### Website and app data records

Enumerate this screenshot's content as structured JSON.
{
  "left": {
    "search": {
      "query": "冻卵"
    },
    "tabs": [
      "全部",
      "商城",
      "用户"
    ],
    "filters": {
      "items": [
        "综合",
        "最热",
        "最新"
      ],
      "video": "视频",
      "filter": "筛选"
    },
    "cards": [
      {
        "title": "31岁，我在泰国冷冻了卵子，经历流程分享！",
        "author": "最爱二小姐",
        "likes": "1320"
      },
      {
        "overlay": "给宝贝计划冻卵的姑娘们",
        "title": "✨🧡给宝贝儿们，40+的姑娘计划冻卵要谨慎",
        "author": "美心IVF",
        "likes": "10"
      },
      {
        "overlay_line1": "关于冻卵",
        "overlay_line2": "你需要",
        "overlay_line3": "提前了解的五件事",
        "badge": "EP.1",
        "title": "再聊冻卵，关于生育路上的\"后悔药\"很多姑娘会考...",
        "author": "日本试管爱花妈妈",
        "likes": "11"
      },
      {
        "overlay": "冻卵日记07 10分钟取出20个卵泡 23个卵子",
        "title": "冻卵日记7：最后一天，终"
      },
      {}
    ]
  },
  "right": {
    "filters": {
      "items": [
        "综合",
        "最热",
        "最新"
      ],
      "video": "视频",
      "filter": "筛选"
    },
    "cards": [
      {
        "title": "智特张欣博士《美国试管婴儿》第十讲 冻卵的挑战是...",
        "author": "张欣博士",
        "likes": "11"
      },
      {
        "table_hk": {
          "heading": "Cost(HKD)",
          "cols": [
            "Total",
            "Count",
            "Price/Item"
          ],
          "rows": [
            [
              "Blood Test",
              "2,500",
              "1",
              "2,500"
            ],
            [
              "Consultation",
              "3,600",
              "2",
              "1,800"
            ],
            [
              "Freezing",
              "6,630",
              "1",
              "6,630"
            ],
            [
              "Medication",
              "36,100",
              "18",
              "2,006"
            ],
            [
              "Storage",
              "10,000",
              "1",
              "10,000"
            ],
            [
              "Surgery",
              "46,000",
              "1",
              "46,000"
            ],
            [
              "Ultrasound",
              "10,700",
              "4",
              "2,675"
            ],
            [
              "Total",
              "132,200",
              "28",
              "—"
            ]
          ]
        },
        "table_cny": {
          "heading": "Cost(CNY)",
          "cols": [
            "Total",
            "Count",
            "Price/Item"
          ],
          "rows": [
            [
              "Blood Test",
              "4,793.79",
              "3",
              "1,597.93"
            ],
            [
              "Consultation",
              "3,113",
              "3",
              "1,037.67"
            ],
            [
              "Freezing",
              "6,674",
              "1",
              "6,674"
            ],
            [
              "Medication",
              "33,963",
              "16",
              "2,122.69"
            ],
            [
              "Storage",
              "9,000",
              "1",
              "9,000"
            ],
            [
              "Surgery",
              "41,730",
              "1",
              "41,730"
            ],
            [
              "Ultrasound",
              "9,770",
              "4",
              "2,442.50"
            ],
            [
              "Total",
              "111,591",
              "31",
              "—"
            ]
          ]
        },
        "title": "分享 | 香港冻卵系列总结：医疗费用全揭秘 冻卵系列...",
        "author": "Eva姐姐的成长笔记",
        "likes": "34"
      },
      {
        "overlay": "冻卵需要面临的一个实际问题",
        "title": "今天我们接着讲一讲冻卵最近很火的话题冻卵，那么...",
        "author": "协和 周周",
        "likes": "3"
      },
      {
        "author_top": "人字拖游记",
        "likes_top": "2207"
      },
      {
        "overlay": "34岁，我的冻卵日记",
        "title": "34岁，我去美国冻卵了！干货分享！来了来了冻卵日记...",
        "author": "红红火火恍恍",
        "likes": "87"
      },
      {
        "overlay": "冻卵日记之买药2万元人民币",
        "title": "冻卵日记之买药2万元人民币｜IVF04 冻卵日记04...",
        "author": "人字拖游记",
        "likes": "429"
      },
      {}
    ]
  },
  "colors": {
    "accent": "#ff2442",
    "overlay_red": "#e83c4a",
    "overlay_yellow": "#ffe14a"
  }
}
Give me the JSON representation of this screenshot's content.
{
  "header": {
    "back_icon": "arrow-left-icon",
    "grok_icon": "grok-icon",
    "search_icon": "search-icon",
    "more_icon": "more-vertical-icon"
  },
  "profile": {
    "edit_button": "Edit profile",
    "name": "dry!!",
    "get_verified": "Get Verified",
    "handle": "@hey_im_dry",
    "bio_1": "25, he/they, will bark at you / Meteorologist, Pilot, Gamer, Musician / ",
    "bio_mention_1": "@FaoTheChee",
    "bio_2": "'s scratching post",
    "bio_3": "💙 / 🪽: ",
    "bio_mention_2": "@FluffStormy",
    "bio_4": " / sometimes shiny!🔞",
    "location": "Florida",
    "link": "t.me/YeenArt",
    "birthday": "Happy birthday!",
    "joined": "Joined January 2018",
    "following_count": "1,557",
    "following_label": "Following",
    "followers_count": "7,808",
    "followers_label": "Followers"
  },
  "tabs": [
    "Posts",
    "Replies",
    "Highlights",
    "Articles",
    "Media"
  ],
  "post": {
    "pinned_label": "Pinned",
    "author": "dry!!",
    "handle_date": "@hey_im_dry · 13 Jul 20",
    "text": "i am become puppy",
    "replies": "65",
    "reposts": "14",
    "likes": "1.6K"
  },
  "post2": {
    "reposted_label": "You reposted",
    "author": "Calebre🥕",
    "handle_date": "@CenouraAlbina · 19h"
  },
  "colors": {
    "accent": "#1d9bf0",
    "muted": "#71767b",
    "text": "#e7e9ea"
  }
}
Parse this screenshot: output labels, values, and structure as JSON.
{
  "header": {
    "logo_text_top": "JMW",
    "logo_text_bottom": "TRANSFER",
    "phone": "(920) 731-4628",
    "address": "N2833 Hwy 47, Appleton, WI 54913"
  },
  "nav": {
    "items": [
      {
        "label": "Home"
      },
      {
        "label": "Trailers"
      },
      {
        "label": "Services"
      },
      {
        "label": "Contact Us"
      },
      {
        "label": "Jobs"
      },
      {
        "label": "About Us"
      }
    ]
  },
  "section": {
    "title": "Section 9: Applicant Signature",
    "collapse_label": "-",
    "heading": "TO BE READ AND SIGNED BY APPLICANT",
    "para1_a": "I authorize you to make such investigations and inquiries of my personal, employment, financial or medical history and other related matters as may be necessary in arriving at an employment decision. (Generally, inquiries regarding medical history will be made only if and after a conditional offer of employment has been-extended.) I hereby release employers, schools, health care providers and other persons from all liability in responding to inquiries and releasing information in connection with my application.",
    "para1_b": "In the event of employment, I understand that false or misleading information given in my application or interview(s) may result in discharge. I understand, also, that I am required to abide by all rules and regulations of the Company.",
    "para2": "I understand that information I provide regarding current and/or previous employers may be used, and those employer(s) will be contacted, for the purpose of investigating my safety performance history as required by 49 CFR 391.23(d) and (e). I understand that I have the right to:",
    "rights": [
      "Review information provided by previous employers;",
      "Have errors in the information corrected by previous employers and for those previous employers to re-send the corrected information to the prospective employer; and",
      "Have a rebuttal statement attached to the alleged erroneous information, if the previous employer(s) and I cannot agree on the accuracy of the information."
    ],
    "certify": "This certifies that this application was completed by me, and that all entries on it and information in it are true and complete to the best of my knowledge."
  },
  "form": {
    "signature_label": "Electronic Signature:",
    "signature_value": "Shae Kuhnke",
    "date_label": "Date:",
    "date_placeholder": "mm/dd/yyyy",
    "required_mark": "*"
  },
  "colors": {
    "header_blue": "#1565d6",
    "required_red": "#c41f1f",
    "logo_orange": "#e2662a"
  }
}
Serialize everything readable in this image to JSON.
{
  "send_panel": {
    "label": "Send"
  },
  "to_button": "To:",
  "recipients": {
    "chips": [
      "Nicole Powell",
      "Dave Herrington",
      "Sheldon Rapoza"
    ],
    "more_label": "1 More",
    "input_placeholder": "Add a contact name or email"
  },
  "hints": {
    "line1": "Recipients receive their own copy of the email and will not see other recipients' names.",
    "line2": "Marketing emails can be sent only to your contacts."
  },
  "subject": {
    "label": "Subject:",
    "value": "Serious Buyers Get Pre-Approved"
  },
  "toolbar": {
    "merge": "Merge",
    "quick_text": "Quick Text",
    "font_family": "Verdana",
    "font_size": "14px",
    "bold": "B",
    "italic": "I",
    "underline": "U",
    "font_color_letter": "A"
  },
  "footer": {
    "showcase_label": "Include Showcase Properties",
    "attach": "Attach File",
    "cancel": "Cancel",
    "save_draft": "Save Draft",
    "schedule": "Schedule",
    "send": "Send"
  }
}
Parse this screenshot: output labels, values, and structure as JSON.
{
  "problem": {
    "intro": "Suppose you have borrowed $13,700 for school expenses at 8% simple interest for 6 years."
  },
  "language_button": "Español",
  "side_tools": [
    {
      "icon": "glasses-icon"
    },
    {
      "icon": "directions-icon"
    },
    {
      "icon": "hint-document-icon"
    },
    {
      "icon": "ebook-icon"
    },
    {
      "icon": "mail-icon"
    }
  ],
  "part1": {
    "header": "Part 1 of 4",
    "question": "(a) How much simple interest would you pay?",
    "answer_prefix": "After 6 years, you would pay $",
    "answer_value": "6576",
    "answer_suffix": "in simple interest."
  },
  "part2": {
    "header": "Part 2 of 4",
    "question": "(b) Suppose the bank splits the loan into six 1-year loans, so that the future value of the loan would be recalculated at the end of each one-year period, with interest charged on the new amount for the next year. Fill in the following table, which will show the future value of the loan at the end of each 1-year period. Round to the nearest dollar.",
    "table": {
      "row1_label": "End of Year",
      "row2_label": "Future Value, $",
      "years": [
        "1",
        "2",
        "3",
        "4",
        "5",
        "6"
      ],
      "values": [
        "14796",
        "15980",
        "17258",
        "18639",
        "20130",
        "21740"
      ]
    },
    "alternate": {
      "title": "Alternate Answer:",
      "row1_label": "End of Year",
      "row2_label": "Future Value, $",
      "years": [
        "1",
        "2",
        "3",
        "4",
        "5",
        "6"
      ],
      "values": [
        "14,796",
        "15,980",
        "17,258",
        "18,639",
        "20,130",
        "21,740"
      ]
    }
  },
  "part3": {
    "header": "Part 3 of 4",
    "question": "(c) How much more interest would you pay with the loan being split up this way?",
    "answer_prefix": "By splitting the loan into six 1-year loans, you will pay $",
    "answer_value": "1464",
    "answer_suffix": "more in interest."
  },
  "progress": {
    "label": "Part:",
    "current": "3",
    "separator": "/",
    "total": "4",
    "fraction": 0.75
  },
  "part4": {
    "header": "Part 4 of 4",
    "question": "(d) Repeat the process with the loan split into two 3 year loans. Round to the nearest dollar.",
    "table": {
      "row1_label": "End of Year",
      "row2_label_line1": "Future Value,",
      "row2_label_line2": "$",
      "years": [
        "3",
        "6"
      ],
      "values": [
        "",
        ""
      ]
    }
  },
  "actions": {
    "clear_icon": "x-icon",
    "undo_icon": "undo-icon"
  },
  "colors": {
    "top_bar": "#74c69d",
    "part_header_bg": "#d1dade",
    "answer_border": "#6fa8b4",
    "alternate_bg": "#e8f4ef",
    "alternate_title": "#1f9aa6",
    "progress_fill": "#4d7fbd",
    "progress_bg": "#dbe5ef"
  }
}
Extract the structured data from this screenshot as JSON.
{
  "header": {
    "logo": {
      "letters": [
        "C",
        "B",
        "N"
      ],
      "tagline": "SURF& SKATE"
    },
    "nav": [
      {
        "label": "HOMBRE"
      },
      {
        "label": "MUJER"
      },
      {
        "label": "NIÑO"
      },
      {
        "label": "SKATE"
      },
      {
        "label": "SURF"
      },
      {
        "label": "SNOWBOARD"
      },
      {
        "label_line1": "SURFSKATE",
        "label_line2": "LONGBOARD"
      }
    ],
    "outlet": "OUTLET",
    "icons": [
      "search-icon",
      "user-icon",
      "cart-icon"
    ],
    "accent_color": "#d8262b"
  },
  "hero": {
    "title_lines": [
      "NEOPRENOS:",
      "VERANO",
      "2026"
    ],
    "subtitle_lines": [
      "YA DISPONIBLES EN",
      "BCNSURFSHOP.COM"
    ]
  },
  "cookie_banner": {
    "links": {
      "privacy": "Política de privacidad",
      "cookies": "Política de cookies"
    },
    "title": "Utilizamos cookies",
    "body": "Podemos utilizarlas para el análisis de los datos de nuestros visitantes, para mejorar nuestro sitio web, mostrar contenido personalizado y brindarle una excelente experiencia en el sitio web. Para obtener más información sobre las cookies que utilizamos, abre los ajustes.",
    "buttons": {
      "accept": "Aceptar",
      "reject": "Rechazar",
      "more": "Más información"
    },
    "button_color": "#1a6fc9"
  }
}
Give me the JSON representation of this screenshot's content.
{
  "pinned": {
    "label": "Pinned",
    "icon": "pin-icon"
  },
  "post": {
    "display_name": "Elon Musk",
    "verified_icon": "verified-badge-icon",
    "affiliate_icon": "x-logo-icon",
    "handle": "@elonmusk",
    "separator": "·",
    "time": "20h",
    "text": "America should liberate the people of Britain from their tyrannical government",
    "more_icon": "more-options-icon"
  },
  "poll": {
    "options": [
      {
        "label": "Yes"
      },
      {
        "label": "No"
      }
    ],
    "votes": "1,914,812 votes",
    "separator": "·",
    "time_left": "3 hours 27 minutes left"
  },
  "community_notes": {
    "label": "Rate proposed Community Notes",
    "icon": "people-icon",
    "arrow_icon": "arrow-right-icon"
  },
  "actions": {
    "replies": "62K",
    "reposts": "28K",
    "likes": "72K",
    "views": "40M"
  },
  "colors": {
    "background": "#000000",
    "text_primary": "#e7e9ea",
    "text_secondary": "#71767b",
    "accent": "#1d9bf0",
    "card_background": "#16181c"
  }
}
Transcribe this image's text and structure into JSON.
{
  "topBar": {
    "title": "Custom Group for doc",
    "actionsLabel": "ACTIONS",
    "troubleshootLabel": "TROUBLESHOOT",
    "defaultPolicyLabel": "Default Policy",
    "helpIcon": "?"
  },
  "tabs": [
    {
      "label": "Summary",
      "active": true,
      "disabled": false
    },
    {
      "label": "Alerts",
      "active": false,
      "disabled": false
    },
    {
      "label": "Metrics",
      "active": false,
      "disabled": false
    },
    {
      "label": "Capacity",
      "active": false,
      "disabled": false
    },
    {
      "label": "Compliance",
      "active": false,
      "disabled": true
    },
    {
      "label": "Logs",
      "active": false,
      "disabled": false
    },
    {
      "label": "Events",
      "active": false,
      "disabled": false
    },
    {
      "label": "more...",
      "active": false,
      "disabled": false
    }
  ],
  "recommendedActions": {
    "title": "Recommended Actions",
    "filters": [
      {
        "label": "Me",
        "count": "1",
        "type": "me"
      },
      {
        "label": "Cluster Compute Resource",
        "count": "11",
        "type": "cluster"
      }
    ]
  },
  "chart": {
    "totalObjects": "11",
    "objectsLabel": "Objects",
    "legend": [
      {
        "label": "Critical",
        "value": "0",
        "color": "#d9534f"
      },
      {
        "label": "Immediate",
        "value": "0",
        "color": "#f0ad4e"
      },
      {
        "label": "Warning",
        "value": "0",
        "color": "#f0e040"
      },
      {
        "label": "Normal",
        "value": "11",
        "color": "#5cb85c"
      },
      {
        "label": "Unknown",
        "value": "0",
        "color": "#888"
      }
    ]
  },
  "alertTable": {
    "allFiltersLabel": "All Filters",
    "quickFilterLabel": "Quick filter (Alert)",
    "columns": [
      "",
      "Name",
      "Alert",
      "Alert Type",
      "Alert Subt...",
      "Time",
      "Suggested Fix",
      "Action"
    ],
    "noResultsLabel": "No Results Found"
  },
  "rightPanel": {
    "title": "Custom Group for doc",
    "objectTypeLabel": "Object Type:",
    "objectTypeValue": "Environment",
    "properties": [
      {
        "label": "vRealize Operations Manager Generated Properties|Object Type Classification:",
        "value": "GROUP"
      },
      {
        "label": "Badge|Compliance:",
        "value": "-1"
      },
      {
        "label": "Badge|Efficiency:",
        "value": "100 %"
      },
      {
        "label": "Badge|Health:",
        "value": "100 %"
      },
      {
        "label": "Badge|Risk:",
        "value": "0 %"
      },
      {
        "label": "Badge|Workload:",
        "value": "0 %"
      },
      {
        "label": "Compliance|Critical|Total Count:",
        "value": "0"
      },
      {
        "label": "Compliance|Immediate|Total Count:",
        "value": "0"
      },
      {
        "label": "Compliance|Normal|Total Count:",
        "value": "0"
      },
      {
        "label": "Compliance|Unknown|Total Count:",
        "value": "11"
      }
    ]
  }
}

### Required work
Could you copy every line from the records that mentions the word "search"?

### Completed task
    "search": {
    "search_icon": "search-icon",
      "search-icon",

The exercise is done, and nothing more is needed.